** Supplied entries **
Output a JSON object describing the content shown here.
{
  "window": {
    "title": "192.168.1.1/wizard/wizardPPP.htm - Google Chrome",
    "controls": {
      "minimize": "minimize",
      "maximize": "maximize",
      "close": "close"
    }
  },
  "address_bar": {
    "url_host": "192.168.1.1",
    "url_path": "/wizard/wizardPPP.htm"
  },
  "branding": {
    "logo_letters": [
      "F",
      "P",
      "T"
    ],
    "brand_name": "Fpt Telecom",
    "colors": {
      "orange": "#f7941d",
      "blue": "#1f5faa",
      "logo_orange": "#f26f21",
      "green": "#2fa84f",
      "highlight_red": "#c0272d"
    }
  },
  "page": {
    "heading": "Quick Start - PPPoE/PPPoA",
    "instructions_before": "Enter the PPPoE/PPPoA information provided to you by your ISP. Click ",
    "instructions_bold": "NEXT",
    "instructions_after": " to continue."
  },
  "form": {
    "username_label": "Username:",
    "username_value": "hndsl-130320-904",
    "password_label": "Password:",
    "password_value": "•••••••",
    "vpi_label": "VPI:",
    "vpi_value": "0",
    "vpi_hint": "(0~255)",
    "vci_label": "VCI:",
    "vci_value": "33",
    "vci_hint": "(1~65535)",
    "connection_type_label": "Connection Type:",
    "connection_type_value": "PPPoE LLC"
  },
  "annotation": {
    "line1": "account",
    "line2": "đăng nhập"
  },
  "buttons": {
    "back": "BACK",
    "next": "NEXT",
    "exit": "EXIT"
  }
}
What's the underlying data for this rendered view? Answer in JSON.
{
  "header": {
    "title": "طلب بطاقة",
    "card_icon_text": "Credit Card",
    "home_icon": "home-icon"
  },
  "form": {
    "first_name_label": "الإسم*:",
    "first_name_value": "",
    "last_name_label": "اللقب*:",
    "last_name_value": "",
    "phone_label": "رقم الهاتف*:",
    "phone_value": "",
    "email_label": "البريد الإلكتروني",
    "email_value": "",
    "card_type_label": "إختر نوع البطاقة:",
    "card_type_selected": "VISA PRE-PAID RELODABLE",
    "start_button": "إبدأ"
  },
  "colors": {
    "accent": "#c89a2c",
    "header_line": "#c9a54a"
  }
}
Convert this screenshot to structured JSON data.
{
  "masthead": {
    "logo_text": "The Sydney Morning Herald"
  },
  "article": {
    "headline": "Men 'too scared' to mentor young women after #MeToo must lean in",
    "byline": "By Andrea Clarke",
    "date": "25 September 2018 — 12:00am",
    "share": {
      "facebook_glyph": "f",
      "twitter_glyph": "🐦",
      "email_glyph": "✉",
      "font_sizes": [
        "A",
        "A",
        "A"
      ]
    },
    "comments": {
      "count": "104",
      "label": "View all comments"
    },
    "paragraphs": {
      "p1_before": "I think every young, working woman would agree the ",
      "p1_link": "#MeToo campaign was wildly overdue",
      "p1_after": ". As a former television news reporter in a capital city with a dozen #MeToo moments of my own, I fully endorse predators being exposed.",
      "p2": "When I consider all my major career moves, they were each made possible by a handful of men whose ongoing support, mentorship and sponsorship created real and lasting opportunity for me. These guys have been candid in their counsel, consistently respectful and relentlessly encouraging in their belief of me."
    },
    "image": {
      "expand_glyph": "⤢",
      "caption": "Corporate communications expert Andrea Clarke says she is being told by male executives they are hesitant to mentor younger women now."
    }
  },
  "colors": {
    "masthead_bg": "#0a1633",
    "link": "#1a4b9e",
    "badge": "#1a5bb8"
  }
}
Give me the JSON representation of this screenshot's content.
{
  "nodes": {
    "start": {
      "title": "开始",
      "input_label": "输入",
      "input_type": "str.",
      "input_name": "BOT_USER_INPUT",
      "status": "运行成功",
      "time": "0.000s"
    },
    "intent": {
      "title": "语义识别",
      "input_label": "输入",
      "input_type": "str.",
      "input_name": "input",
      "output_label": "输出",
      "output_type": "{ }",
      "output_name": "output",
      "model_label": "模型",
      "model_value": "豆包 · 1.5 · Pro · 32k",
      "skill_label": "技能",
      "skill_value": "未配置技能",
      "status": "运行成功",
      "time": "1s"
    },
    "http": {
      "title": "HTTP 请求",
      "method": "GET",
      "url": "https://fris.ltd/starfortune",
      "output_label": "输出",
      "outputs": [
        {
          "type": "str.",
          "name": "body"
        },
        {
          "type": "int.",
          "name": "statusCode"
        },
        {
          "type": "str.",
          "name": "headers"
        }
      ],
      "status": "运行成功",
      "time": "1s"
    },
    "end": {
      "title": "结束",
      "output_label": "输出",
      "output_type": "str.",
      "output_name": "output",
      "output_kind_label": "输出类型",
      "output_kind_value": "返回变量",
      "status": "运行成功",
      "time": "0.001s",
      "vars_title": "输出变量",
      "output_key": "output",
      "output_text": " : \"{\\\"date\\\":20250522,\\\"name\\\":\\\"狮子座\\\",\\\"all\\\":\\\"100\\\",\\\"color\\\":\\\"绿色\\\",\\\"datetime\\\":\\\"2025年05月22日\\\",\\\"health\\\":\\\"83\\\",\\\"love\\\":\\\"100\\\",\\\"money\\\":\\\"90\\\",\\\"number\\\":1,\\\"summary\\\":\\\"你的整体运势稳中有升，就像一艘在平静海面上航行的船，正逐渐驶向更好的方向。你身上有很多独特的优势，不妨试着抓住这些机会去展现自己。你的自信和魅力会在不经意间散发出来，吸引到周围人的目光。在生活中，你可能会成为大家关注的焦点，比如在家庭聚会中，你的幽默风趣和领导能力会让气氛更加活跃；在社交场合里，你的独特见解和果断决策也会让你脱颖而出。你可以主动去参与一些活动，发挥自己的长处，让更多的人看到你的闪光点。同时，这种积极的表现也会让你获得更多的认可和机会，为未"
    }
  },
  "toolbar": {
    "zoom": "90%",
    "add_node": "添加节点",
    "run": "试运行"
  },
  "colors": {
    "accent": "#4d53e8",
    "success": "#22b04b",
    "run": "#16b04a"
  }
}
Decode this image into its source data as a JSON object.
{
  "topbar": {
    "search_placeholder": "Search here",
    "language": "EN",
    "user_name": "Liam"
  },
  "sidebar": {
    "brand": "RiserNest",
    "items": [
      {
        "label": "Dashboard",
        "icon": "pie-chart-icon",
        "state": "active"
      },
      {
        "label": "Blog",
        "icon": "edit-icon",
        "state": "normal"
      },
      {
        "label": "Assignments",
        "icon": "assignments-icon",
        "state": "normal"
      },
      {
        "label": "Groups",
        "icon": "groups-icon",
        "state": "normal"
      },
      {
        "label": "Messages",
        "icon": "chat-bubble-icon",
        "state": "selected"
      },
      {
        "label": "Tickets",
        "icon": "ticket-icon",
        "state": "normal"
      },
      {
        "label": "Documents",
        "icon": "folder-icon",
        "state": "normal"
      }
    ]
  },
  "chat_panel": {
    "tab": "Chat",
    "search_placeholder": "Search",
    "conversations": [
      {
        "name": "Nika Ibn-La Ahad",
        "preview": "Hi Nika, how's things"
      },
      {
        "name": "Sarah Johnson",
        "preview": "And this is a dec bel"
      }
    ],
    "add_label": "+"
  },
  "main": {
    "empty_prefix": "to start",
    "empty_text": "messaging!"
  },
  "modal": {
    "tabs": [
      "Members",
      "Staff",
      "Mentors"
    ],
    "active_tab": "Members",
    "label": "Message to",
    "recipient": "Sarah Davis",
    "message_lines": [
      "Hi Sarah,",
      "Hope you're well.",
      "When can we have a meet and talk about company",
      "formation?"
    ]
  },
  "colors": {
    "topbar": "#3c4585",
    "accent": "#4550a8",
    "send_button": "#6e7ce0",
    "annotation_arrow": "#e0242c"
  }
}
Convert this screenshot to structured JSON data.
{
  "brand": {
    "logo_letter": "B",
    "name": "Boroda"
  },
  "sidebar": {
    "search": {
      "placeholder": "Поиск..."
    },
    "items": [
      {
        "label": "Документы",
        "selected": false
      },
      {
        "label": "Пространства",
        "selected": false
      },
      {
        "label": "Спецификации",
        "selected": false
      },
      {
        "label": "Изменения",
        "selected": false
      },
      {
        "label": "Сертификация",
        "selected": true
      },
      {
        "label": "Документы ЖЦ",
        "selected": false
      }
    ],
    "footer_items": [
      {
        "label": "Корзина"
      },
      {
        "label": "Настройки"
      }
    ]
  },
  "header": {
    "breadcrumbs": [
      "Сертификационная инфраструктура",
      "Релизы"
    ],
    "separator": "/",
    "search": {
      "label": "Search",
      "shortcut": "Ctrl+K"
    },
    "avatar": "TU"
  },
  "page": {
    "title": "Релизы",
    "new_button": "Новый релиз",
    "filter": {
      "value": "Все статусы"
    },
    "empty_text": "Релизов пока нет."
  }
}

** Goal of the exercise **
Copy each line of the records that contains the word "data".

** Task response **
What's the underlying data for this rendered view? Answer in JSON.
Convert this screenshot to structured JSON data.
Decode this image into its source data as a JSON object.
Convert this screenshot to structured JSON data.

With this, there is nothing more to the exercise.